CTPOST.com reported on April 2, 2013 that the New Hampshire Senate heard from landlord and tenant groups, pest control workers, and affordable housing advocates about the bed bug issues that plague the state and about actions that should be taken to curtail the bloodsucking pests.
According to reports, testimony was given about an elderly man who sat outside all night to avoid being bitten by bed bugs, while another man slept in his car to avoid the pests. Another story was told of a young mother who asked for emergency assistance at a shelter instead of returning to her bed bug infested rental unit after giving birth to her newborn baby.
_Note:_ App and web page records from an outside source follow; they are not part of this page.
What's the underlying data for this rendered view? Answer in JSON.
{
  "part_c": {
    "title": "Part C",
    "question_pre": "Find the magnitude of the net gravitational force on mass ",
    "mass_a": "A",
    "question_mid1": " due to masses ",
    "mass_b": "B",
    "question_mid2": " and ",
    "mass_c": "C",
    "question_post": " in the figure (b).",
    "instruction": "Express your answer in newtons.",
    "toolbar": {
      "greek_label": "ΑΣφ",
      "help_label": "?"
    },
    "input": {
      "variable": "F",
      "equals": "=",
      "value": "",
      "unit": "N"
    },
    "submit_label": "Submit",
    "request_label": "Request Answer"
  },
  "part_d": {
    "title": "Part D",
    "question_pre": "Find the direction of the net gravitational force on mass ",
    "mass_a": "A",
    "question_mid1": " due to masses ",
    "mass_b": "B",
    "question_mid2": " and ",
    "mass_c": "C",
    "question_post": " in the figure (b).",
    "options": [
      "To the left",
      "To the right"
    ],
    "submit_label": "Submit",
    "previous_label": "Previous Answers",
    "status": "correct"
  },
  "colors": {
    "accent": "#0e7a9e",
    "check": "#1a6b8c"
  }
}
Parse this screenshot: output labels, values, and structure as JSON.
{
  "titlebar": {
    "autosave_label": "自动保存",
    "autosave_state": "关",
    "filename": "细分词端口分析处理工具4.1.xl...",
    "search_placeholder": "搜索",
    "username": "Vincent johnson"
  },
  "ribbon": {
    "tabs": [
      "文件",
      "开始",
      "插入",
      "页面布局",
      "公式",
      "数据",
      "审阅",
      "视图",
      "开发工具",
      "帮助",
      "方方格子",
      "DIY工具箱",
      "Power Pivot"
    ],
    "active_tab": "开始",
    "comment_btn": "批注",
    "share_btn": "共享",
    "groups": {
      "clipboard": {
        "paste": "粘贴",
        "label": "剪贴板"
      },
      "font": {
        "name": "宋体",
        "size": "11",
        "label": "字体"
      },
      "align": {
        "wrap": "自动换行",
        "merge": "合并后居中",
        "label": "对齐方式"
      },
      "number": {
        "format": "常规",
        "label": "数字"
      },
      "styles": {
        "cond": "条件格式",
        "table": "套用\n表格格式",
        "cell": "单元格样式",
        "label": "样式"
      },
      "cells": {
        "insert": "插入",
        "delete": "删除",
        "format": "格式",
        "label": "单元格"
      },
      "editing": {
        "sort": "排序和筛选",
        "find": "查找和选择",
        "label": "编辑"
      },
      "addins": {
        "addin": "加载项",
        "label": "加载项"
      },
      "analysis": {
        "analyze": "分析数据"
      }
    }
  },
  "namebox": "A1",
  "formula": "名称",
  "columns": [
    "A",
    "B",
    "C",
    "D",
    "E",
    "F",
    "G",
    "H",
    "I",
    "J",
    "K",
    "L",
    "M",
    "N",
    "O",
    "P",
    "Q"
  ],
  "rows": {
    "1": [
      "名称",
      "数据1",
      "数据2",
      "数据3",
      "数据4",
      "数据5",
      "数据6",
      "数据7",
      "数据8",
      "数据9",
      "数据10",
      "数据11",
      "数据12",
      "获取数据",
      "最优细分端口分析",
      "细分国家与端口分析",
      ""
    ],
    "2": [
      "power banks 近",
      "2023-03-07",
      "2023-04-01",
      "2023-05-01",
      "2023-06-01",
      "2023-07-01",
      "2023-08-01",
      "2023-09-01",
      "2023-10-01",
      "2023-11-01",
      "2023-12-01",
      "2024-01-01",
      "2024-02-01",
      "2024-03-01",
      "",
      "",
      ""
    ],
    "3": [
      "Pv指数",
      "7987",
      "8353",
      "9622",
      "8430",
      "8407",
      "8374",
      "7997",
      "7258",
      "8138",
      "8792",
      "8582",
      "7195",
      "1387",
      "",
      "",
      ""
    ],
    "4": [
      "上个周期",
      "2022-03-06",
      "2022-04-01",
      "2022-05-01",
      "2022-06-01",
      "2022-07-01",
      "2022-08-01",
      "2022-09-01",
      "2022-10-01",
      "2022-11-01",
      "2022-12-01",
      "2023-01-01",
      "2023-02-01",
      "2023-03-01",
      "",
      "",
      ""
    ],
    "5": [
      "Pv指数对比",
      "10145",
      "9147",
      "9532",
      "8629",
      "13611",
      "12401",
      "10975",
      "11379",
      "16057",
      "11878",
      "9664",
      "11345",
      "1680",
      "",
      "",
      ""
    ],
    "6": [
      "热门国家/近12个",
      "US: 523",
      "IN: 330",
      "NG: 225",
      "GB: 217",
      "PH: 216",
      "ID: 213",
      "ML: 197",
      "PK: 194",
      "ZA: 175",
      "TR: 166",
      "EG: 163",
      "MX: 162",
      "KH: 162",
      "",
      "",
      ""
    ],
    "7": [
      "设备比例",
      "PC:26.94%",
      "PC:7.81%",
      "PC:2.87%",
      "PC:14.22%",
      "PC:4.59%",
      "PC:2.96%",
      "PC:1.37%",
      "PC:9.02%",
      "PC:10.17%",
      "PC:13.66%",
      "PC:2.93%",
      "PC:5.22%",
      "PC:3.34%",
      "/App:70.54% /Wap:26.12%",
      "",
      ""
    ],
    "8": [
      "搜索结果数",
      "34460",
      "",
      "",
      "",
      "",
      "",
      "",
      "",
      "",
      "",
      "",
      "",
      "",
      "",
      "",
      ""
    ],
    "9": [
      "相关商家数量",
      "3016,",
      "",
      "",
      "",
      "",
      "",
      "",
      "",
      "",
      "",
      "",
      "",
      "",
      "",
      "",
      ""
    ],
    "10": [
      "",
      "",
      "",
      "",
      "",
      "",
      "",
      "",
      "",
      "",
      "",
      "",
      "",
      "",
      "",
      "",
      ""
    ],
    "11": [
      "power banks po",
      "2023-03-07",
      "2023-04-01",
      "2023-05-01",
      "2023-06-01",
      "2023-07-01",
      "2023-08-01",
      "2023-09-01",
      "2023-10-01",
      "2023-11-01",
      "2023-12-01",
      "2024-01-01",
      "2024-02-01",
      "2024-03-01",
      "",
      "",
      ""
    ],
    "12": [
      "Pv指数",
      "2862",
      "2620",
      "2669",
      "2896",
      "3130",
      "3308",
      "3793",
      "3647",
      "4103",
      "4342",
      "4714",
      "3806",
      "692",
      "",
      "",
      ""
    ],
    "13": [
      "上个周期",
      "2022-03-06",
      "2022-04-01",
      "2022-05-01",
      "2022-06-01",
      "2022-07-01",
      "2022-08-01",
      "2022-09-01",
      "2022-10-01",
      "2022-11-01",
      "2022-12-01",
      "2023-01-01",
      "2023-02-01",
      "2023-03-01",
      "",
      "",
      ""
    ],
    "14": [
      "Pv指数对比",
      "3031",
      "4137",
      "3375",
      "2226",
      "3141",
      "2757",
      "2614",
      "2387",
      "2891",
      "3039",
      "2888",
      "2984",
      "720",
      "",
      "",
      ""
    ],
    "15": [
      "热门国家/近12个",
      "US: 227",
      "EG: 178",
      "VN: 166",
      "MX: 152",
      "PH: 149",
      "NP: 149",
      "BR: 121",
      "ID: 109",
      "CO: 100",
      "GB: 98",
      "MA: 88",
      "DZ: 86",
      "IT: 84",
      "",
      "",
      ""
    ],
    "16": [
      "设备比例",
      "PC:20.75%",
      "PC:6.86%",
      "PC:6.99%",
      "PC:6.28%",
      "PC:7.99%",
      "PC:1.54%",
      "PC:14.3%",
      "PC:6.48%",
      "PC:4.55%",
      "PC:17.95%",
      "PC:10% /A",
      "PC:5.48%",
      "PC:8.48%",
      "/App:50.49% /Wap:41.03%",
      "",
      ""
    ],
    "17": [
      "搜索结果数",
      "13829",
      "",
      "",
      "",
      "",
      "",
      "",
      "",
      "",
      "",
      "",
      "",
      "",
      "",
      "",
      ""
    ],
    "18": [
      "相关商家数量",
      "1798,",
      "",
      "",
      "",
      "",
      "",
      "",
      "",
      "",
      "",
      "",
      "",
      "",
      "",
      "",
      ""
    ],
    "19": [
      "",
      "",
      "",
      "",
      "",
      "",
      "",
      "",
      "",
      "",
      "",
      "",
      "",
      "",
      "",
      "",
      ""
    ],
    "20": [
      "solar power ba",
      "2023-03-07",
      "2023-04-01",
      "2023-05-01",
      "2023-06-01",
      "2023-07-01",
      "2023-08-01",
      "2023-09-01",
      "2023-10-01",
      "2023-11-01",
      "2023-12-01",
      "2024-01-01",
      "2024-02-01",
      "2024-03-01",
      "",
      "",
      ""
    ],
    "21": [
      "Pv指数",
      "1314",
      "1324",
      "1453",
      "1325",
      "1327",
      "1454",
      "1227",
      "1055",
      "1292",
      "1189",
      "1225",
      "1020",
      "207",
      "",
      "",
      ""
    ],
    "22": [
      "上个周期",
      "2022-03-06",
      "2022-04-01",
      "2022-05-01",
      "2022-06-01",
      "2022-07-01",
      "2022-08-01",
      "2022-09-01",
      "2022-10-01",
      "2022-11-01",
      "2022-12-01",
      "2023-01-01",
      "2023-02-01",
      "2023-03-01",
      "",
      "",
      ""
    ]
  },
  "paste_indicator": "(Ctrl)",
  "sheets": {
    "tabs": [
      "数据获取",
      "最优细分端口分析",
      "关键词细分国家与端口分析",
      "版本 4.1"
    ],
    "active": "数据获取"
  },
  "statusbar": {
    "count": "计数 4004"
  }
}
The New Hampshire House has already passed new bed bug legislation which is now being decided by the Senate. If passed through the Senate, landlords would be responsible for bed bug eradication services, but they would be able to seek reimbursement for the services if tenants were found to be responsible for the infestation. As has been seen before, this is quite a difficult task to prove as bed bugs can arrive from many different locations. The fact that they can remain in a rental unit for over a year without a blood meal will make it difficult to prove that a tenant brought the pests into a unit as well. Adding this phrasing into the new Bill could easily bring about lawsuits from both landlords and tenants.
The new Bill would also allow for “cities and towns to enact ordinances aimed at preventing the spread of bed bugs. Making some infestations a violation of minimum quality standards protects low-income tenants, who might not be able to fight an infestation on their own.”
Everyone seems to be in agreement that this bed bug legislation should pass through the New Hampshire Senate. As has been proven in the states that have enacted bed bug legislation, the bed bug laws have helped to outline everyone’s responsibilities in eradicating the pests.